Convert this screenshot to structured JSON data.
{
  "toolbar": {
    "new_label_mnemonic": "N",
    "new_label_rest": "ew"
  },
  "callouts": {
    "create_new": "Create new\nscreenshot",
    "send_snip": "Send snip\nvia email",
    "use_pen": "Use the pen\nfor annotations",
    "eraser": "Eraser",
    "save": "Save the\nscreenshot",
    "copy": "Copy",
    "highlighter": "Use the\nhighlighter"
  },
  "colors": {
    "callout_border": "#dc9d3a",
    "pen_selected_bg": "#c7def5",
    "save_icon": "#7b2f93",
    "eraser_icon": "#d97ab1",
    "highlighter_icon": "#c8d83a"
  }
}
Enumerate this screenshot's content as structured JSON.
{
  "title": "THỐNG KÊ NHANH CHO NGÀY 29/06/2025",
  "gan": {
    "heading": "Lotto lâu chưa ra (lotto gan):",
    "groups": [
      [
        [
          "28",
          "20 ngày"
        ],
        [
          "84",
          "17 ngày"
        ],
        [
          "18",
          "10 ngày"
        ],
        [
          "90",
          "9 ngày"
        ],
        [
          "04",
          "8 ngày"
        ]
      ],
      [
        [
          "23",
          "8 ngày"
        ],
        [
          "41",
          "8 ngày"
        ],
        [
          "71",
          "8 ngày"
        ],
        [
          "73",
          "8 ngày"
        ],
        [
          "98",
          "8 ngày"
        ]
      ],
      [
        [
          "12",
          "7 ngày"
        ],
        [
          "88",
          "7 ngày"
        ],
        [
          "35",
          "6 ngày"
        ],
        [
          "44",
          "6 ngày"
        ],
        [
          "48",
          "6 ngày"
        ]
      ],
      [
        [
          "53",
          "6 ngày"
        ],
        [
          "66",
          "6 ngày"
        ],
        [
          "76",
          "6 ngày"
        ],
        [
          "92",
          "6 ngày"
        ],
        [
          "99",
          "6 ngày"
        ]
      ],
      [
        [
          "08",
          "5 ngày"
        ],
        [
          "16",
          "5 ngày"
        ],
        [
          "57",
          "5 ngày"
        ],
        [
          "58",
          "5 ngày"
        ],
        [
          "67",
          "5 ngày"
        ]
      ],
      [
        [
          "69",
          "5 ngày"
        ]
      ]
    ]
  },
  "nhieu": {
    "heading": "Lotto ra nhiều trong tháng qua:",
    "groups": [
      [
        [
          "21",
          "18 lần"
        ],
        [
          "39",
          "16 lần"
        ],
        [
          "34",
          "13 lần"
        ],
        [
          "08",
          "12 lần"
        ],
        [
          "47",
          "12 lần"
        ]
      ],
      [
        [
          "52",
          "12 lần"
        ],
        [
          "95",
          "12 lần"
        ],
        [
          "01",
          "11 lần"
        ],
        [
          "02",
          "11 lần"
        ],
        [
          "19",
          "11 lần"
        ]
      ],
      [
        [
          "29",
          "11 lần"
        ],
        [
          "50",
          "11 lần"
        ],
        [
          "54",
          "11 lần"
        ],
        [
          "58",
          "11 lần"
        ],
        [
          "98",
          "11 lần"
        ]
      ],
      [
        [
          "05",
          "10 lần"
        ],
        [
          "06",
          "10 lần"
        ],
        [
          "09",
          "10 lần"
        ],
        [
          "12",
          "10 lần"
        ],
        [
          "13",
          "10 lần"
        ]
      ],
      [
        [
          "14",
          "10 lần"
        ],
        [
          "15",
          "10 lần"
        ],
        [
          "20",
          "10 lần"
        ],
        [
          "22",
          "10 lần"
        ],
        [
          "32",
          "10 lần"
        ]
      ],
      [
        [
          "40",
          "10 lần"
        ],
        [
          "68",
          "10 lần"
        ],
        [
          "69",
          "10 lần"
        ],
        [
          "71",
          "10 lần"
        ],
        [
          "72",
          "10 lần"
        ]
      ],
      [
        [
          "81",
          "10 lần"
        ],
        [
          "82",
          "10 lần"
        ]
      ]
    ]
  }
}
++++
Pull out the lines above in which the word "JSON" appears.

Convert this screenshot to structured JSON data.
Enumerate this screenshot's content as structured JSON.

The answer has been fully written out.